Alcoa’s aerospace strategy
Aerospace companies are some of Alcoa’s (AA) key customers. Aerospace is also one of Alcoa’s most profitable segments. Precision Castparts Corp. (PCP), Constellium N.V. (CSTM), and Alleghany Technologies (ATI) also supply components to aerospace companies.
Alcoa acquired Firth Rixson last year. Firth Rixson is a leading jet engine component manufacturer. Now Alcoa has announced the acquisition of RTI International Metals (RTI).
RTI International Metals
RTI is a supplier of titanium and specialty metals products to aerospace, defense, and energy sectors. The above chart shows the key highlights of the RTI transaction. As you can see, the deal values RTI at an enterprise value of $1.5 billion. This is a complete stock-for-stock transaction.

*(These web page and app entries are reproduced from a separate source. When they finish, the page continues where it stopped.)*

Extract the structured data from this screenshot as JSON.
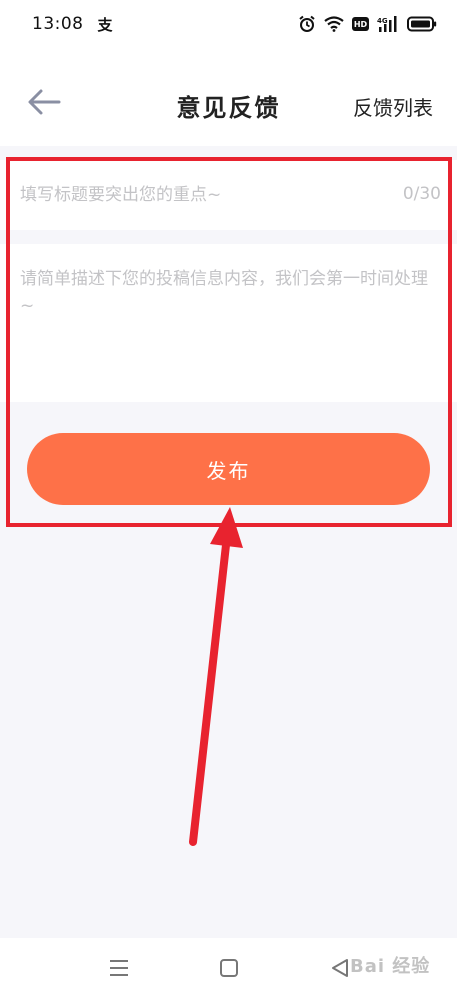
{
  "status_bar": {
    "time": "13:08",
    "app_icon_glyph": "支",
    "icons": [
      "alarm-icon",
      "wifi-icon",
      "hd-icon",
      "signal-4g-icon",
      "battery-icon"
    ],
    "hd_label": "HD",
    "network_label": "4G"
  },
  "header": {
    "back_icon": "arrow-left-icon",
    "title": "意见反馈",
    "feedback_list_label": "反馈列表"
  },
  "form": {
    "title_placeholder": "填写标题要突出您的重点~",
    "title_counter": "0/30",
    "content_placeholder": "请简单描述下您的投稿信息内容，我们会第一时间处理~",
    "publish_label": "发布"
  },
  "nav_bar": {
    "icons": [
      "menu-icon",
      "home-square-icon",
      "back-triangle-icon"
    ],
    "watermark": "Bai 经验"
  },
  "colors": {
    "accent": "#fe7148",
    "annotation": "#e8232f",
    "page_background": "#f6f6fa",
    "placeholder": "#c3c3c6"
  }
}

RTI shareholders will receive 2.8315 shares of Alcoa for every share of RTI. However, the Law Offices of Vincent Wong has commenced a probe into a potential breach of fiduciary duty by the RTI board of directors. The investigation probes whether Alcoa underpaid for RTI International Metals.

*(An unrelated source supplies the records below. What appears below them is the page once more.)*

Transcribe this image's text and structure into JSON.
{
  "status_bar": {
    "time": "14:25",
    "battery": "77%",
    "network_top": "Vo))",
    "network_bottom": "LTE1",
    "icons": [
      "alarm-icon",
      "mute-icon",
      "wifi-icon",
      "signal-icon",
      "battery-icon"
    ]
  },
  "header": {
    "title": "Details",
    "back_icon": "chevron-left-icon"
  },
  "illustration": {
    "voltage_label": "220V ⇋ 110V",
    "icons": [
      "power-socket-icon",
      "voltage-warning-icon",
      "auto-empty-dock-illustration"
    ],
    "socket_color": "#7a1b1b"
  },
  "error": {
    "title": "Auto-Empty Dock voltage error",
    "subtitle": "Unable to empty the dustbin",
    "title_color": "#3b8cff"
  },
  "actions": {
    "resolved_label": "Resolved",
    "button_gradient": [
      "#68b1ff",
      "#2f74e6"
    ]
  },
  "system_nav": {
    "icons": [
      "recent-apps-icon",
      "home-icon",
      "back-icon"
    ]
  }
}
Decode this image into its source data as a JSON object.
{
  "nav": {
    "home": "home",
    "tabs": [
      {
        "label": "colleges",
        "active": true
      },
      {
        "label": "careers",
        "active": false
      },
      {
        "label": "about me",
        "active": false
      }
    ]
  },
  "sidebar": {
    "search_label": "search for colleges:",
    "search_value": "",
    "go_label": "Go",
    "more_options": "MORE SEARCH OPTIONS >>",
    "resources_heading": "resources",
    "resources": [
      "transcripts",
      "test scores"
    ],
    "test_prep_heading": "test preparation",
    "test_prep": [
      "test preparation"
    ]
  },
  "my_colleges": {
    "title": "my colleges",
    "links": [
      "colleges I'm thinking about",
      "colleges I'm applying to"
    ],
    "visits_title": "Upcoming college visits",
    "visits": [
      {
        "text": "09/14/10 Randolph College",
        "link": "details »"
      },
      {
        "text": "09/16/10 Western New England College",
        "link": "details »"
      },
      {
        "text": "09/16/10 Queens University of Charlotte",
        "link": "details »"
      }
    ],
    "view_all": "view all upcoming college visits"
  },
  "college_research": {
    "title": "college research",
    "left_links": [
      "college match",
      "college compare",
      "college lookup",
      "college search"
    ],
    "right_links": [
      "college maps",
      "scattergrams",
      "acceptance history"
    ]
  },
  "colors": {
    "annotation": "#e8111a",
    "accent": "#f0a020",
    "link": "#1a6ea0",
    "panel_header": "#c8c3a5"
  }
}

RTI fits into Alcoa’s strategy of growing its value added portfolio. RTI will enhance Alcoa’s portfolio of titanium offerings. Last year, Alcoa acquired TITAL, a privately held German company. TITAL is a leader in titanium and aluminum structural castings for aircraft engines. These acquisitions enhance Alcoa’s presence in advance jet engine components.
Alcoa has also opened the world’s largest aluminum-lithium facility in Indiana. This facility will produce components for the aerospace industry. The alloy offers increased strength-to-weight ratio compared to conventional aluminum products. Alcoa has already contracted $100 million in revenues from this plant for 2017.

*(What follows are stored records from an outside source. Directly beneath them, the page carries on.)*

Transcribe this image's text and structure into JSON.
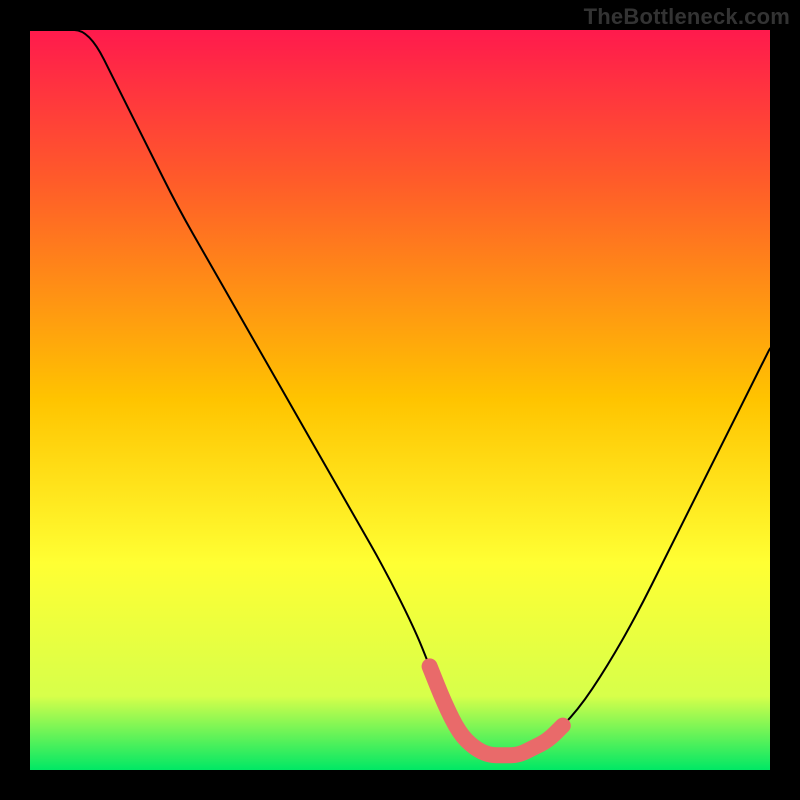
{
  "watermark": "TheBottleneck.com",
  "colors": {
    "frame": "#000000",
    "grad_top": "#ff1a4d",
    "grad_mid1": "#ff5a2a",
    "grad_mid2": "#ffc400",
    "grad_mid3": "#ffff33",
    "grad_mid4": "#d7ff4a",
    "grad_bottom": "#00e865",
    "curve": "#000000",
    "highlight": "#e96a6a"
  },
  "chart_data": {
    "type": "line",
    "title": "",
    "xlabel": "",
    "ylabel": "",
    "xlim": [
      0,
      100
    ],
    "ylim": [
      0,
      100
    ],
    "x": [
      0,
      4,
      8,
      12,
      16,
      20,
      24,
      28,
      32,
      36,
      40,
      44,
      48,
      52,
      54,
      56,
      58,
      60,
      62,
      64,
      66,
      68,
      70,
      74,
      78,
      82,
      86,
      90,
      94,
      98,
      100
    ],
    "values": [
      130,
      112,
      101,
      92,
      84,
      76,
      69,
      62,
      55,
      48,
      41,
      34,
      27,
      19,
      14,
      9,
      5,
      3,
      2,
      2,
      2,
      3,
      4,
      8,
      14,
      21,
      29,
      37,
      45,
      53,
      57
    ],
    "highlight_x_range": [
      54,
      72
    ],
    "annotations": []
  }
}
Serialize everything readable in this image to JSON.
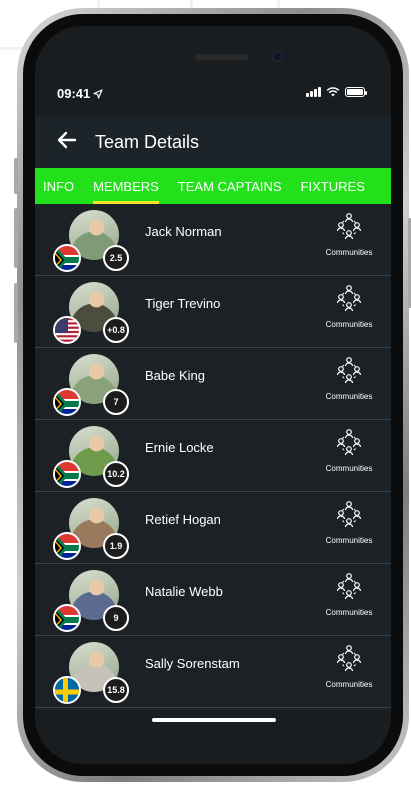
{
  "status_bar": {
    "time": "09:41"
  },
  "header": {
    "title": "Team Details"
  },
  "tabs": [
    {
      "label": "INFO",
      "active": false
    },
    {
      "label": "MEMBERS",
      "active": true
    },
    {
      "label": "TEAM CAPTAINS",
      "active": false
    },
    {
      "label": "FIXTURES",
      "active": false
    }
  ],
  "members": [
    {
      "name": "Jack Norman",
      "handicap": "2.5",
      "flag": "south-africa",
      "community_label": "Communities",
      "avatar_color": "#7f9a76"
    },
    {
      "name": "Tiger Trevino",
      "handicap": "+0.8",
      "flag": "usa",
      "community_label": "Communities",
      "avatar_color": "#4d4d3f"
    },
    {
      "name": "Babe King",
      "handicap": "7",
      "flag": "south-africa",
      "community_label": "Communities",
      "avatar_color": "#8aa27b"
    },
    {
      "name": "Ernie Locke",
      "handicap": "10.2",
      "flag": "south-africa",
      "community_label": "Communities",
      "avatar_color": "#6f9a4c"
    },
    {
      "name": "Retief Hogan",
      "handicap": "1.9",
      "flag": "south-africa",
      "community_label": "Communities",
      "avatar_color": "#9a7a5c"
    },
    {
      "name": "Natalie Webb",
      "handicap": "9",
      "flag": "south-africa",
      "community_label": "Communities",
      "avatar_color": "#5a6b8f"
    },
    {
      "name": "Sally Sorenstam",
      "handicap": "15.8",
      "flag": "sweden",
      "community_label": "Communities",
      "avatar_color": "#c7c2b8"
    }
  ],
  "colors": {
    "accent_green": "#22e01a",
    "active_tab_underline": "#f5e428",
    "background": "#1c2126"
  }
}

Currently, Alcoa forms 3.30% of the Materials Select Sector SPDR Fund (XLB).
In the next part of this series, we’ll look at how RTI International Metals will impact Alcoa’s revenue.